TASK PROMPT » Scan the entries below for the word "privat". Copy each line that has it.

(Collected data)
───
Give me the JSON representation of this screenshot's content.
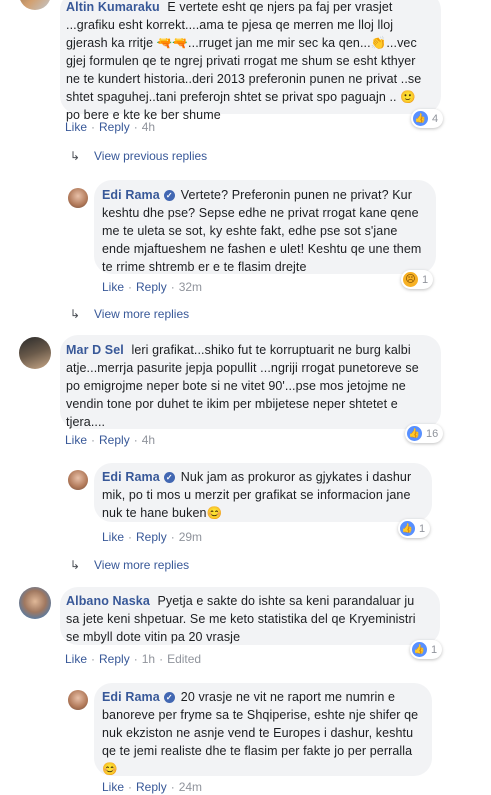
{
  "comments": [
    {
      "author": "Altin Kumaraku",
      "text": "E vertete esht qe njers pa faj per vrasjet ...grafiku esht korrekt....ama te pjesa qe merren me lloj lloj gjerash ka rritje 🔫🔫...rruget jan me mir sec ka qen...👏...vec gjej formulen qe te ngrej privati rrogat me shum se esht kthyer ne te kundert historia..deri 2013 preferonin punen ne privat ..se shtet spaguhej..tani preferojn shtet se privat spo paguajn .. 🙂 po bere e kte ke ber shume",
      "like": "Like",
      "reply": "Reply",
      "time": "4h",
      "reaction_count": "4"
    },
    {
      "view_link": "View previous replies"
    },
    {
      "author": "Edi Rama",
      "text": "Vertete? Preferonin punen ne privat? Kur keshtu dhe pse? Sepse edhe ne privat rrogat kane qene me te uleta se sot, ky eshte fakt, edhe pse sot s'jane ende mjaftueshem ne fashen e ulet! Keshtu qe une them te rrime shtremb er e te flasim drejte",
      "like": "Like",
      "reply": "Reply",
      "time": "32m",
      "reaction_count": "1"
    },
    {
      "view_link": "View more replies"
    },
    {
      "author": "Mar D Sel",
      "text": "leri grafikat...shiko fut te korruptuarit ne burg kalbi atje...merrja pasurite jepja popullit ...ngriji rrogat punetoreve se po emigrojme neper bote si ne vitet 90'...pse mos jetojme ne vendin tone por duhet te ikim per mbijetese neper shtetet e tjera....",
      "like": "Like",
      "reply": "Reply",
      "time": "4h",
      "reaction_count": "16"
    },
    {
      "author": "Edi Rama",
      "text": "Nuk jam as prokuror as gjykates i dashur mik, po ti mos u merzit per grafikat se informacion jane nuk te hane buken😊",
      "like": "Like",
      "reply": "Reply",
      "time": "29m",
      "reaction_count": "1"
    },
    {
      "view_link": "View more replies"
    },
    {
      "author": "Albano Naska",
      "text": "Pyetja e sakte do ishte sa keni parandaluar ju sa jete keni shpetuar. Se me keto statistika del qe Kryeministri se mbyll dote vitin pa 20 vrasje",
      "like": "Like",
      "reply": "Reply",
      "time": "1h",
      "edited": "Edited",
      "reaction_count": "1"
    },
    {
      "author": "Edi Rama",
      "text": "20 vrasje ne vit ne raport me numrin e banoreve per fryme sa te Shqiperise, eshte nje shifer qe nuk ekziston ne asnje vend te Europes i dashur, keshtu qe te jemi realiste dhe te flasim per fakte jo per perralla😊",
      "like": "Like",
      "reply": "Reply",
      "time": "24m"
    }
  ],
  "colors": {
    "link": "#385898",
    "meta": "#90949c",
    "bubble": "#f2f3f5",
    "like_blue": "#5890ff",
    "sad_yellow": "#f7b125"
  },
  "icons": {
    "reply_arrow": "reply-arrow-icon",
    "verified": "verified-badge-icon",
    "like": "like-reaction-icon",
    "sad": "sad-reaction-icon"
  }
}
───
SOLVED EXERCISE »
      "text": "E vertete esht qe njers pa faj per vrasjet ...grafiku esht korrekt....ama te pjesa qe merren me lloj lloj gjerash ka rritje 🔫🔫...rruget jan me mir sec ka qen...👏...vec gjej formulen qe te ngrej privati rrogat me shum se esht kthyer ne te kundert historia..deri 2013 preferonin punen ne privat ..se shtet spaguhej..tani preferojn shtet se privat spo paguajn .. 🙂 po bere e kte ke ber shume",
      "text": "Vertete? Preferonin punen ne privat? Kur keshtu dhe pse? Sepse edhe ne privat rrogat kane qene me te uleta se sot, ky eshte fakt, edhe pse sot s'jane ende mjaftueshem ne fashen e ulet! Keshtu qe une them te rrime shtremb er e te flasim drejte",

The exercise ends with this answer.